For this weeks post I’d like to talk about nail trims. I’d like to give a “how to” with some tips and tricks I’ve learned from working at an animal hospital. I’ve done many nail trims on animals with many different temperaments. I am not incredible at it, but I can do it. They may need to be done pretty regularly depending on how active the animal is. Dogs that walk on tar a lot wont need them as much as a dog who is only carried. Waiting too long can result in nails that are painfully growing in their toe pad and very difficult to cut.
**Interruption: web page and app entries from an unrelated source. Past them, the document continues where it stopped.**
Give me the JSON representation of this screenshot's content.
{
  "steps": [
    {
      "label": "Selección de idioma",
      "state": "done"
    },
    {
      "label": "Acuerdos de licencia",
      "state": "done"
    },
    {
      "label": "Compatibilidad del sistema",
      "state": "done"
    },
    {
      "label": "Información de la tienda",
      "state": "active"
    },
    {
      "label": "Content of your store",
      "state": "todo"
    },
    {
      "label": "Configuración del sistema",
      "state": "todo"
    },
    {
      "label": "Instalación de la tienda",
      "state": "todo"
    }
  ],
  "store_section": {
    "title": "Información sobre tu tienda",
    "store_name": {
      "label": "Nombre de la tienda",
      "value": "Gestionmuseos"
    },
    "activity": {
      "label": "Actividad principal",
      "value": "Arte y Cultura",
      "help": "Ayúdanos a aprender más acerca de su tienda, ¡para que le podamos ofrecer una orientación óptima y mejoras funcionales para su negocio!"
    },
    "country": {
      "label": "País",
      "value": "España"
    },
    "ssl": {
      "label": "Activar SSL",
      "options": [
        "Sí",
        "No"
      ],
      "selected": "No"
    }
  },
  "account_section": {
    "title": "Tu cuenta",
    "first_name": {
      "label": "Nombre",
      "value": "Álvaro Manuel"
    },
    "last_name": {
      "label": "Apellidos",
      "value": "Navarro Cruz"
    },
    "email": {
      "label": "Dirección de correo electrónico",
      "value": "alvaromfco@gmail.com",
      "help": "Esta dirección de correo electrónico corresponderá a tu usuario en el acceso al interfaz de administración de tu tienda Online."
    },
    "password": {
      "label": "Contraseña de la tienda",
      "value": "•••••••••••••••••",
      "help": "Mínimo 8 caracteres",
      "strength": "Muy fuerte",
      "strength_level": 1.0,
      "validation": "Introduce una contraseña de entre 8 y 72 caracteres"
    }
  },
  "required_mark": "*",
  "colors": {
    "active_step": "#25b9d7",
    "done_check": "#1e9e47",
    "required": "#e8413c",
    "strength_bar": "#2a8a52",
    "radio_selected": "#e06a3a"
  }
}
A quick is blood vessels and nerves in the nails of most animals. They vary in length and will bleed if the nails are cut too short. In clear nails you can the quick as a pink triangular shape in the nail. Black nails are tricky because you can’t see the quick until you actually start cutting. If you are using clippers you usually stop cutting once you see a black dot in the tip of the nail. An electric filer is an excellent way to avoid hitting the quick and getting the nails very short because of the slower process of having length shaved off until you see the dot. Now if you do hit the quick we use a thing called “quick stop” which a special powder you press into the bleeding nail to congeal and stop the blood, but flour also can work to stop the bleeding.
Easy cats you can just hold the cat and grab each paw and expose the nail and clip it. Almost always cats nails are clear and they have shorter quicks so they are easy to clip. Difficult cats can still be done, if you have someone to help, one person can hold them by the scruff (back of the neck) which basically demobilizes them. A trick we use a lot is wrapping a cat in a towel and sitting with them on your lap and pulling each paw out and doing them. That way they can’t bite or scratch you and you don’t need a another person to help you.
Dog nails vary a lot because they can be clear, black, long quick, short quick, or even having a mix of all four on one dog. Some dogs are super easy and will just sit in your lap while you do it. Others may try to fight and or bite you. We get a lot of wigglers who don’t want their nails done, but also don’t want to try and bite you and in that case it just takes another person to help you. We usually hold dogs close to our bodies with one arm under their belly’s close to the back end and the other arm under and around the neck and head. You could also try to distract the dog with a toy or some treats while you do the nails. Its easiest to fold the paw in the joint so you can see the bottom of the nails better. If the dog has trouble balancing on three dogs you can lean them on you so they can stand while you clip.
It can be stressful situation for both you and the animal. The last thing we one to do when clipping nails is stress the animal out too much especially older ones. That is why we try to make it not such a forced activity and try to use more distraction methods. Its stressful for me because I don’t ever want to quick the animal and hurt them. You want to take as much as you can off, but you also can”t too greedy with the cutting.